- What the exercise asks
Determine how many lines in the material below contain the string "frame", then state only that count.

□ □ □ □

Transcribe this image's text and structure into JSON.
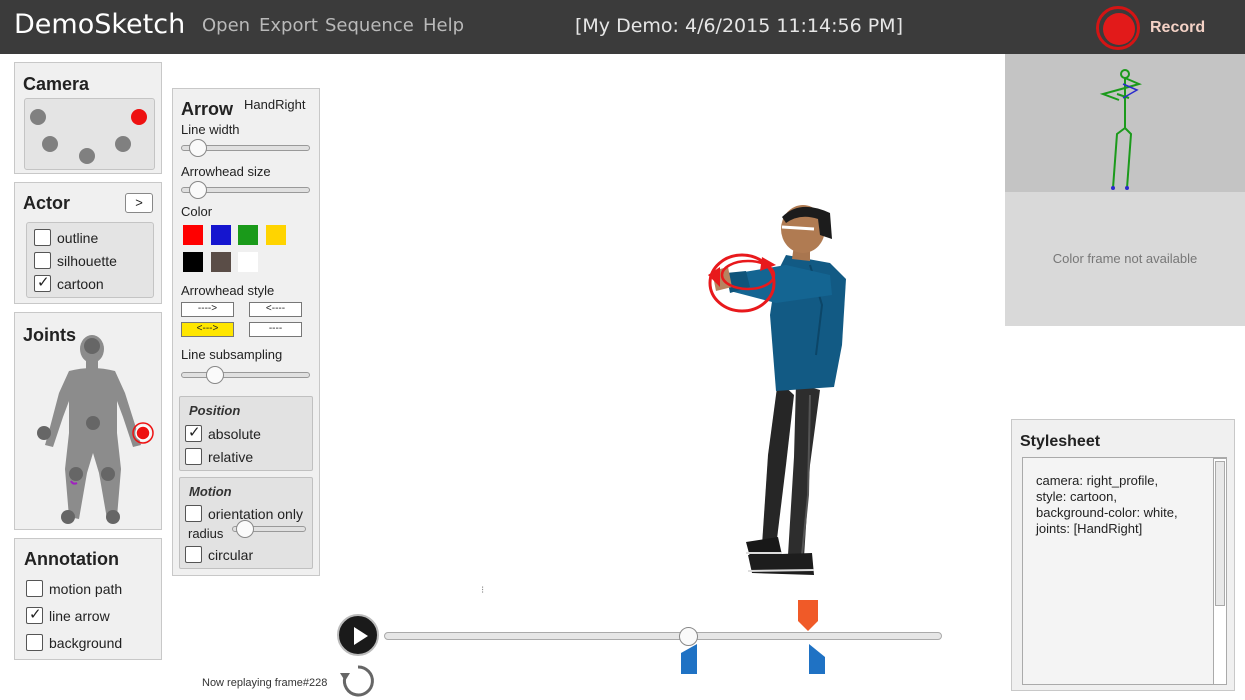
{
  "app": {
    "title": "DemoSketch"
  },
  "menu": [
    "Open",
    "Export",
    "Sequence",
    "Help"
  ],
  "document_title": "[My Demo: 4/6/2015 11:14:56 PM]",
  "record": {
    "label": "Record"
  },
  "camera_panel": {
    "title": "Camera"
  },
  "actor_panel": {
    "title": "Actor",
    "next_label": ">",
    "options": [
      {
        "label": "outline",
        "checked": false
      },
      {
        "label": "silhouette",
        "checked": false
      },
      {
        "label": "cartoon",
        "checked": true
      }
    ]
  },
  "joints_panel": {
    "title": "Joints"
  },
  "annotation_panel": {
    "title": "Annotation",
    "options": [
      {
        "label": "motion path",
        "checked": false
      },
      {
        "label": "line arrow",
        "checked": true
      },
      {
        "label": "background",
        "checked": false
      }
    ]
  },
  "arrow_panel": {
    "title": "Arrow",
    "joint": "HandRight",
    "line_width_label": "Line width",
    "arrowhead_size_label": "Arrowhead size",
    "color_label": "Color",
    "colors": [
      "#ff0000",
      "#1515cf",
      "#1a9a1a",
      "#ffd400",
      "#000000",
      "#5a4d47",
      "#ffffff"
    ],
    "arrowhead_style_label": "Arrowhead style",
    "arrowhead_styles": [
      {
        "label": "---->",
        "selected": false
      },
      {
        "label": "<----",
        "selected": false
      },
      {
        "label": "<--->",
        "selected": true
      },
      {
        "label": "----",
        "selected": false
      }
    ],
    "line_subsampling_label": "Line subsampling",
    "position": {
      "title": "Position",
      "options": [
        {
          "label": "absolute",
          "checked": true
        },
        {
          "label": "relative",
          "checked": false
        }
      ]
    },
    "motion": {
      "title": "Motion",
      "orientation_only": {
        "label": "orientation only",
        "checked": false
      },
      "radius_label": "radius",
      "circular": {
        "label": "circular",
        "checked": false
      }
    }
  },
  "preview": {
    "no_color_text": "Color frame not available"
  },
  "stylesheet": {
    "title": "Stylesheet",
    "text": "camera: right_profile,\nstyle: cartoon,\nbackground-color: white,\njoints: [HandRight]"
  },
  "playback": {
    "status": "Now replaying frame#228",
    "progress": 0.55
  },
  "accent_colors": {
    "record": "#e21a1a",
    "marker_orange": "#f05a28",
    "marker_blue": "#1f72c4",
    "selected_style": "#ffe600"
  }
}
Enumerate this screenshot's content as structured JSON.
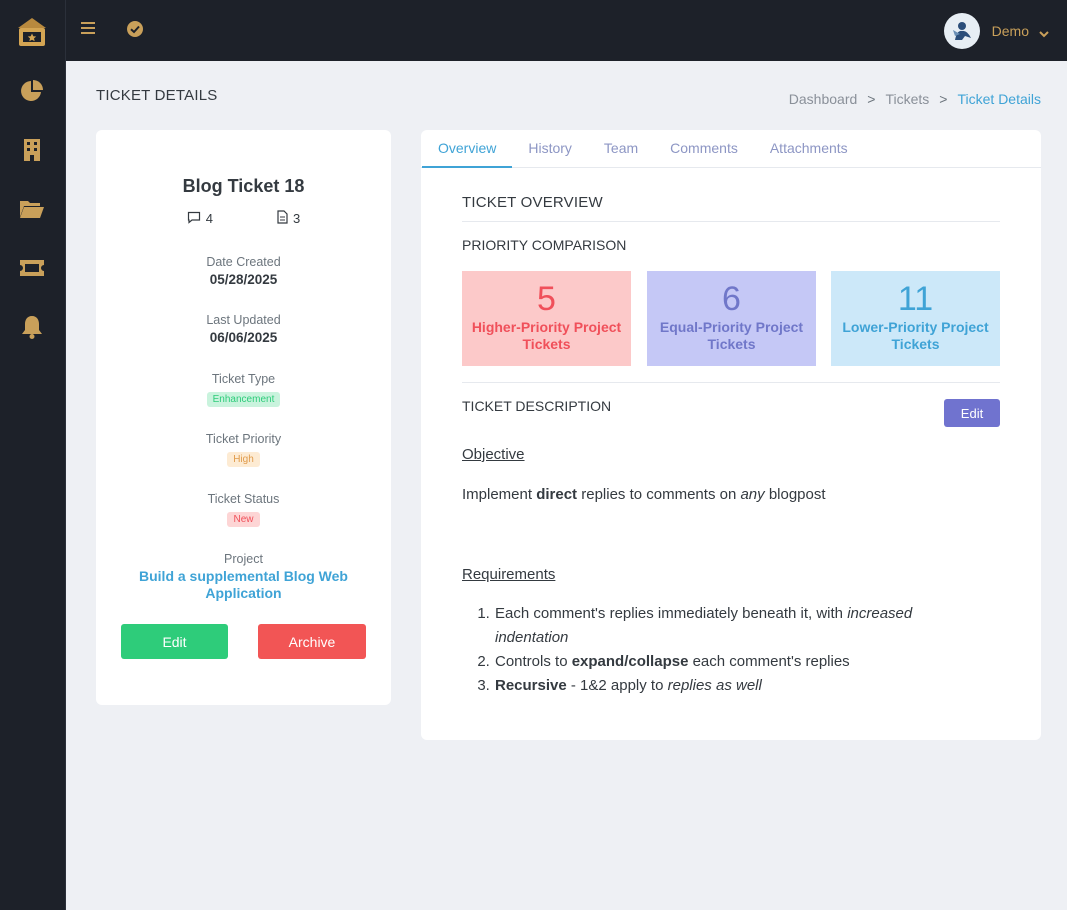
{
  "topbar": {
    "user_name": "Demo"
  },
  "page": {
    "title": "TICKET DETAILS"
  },
  "breadcrumb": {
    "items": [
      "Dashboard",
      "Tickets",
      "Ticket Details"
    ],
    "separator": ">"
  },
  "ticket": {
    "name": "Blog Ticket 18",
    "comment_count": "4",
    "attachment_count": "3",
    "date_created_label": "Date Created",
    "date_created": "05/28/2025",
    "last_updated_label": "Last Updated",
    "last_updated": "06/06/2025",
    "type_label": "Ticket Type",
    "type": "Enhancement",
    "priority_label": "Ticket Priority",
    "priority": "High",
    "status_label": "Ticket Status",
    "status": "New",
    "project_label": "Project",
    "project": "Build a supplemental Blog Web Application",
    "edit_label": "Edit",
    "archive_label": "Archive"
  },
  "tabs": [
    "Overview",
    "History",
    "Team",
    "Comments",
    "Attachments"
  ],
  "overview": {
    "title": "TICKET OVERVIEW",
    "priority_title": "PRIORITY COMPARISON",
    "higher": {
      "value": "5",
      "label": "Higher-Priority Project Tickets"
    },
    "equal": {
      "value": "6",
      "label": "Equal-Priority Project Tickets"
    },
    "lower": {
      "value": "11",
      "label": "Lower-Priority Project Tickets"
    },
    "description_title": "TICKET DESCRIPTION",
    "description_edit": "Edit"
  },
  "description": {
    "objective_heading": "Objective",
    "objective_parts": [
      "Implement ",
      "direct",
      " replies to comments on ",
      "any",
      " blogpost"
    ],
    "requirements_heading": "Requirements",
    "req1_parts": [
      "Each comment's replies immediately beneath it, with ",
      "increased indentation"
    ],
    "req2_parts": [
      "Controls to ",
      "expand/collapse",
      " each comment's replies"
    ],
    "req3_parts": [
      "Recursive",
      " - 1&2 apply to ",
      "replies as well"
    ]
  },
  "colors": {
    "sidebar_bg": "#1d2129",
    "accent_gold": "#c9a05a",
    "link_blue": "#3fa3d6",
    "edit_green": "#2ecc7a",
    "archive_red": "#f25555",
    "desc_edit_purple": "#7073cf"
  },
  "icons": {
    "sidebar": [
      "ticket-logo-icon",
      "pie-chart-icon",
      "building-icon",
      "folder-open-icon",
      "ticket-icon",
      "bell-icon"
    ],
    "topbar": [
      "hamburger-icon",
      "check-circle-icon",
      "chevron-down-icon"
    ],
    "counts": [
      "comment-icon",
      "file-icon"
    ]
  }
}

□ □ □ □

- Task result
2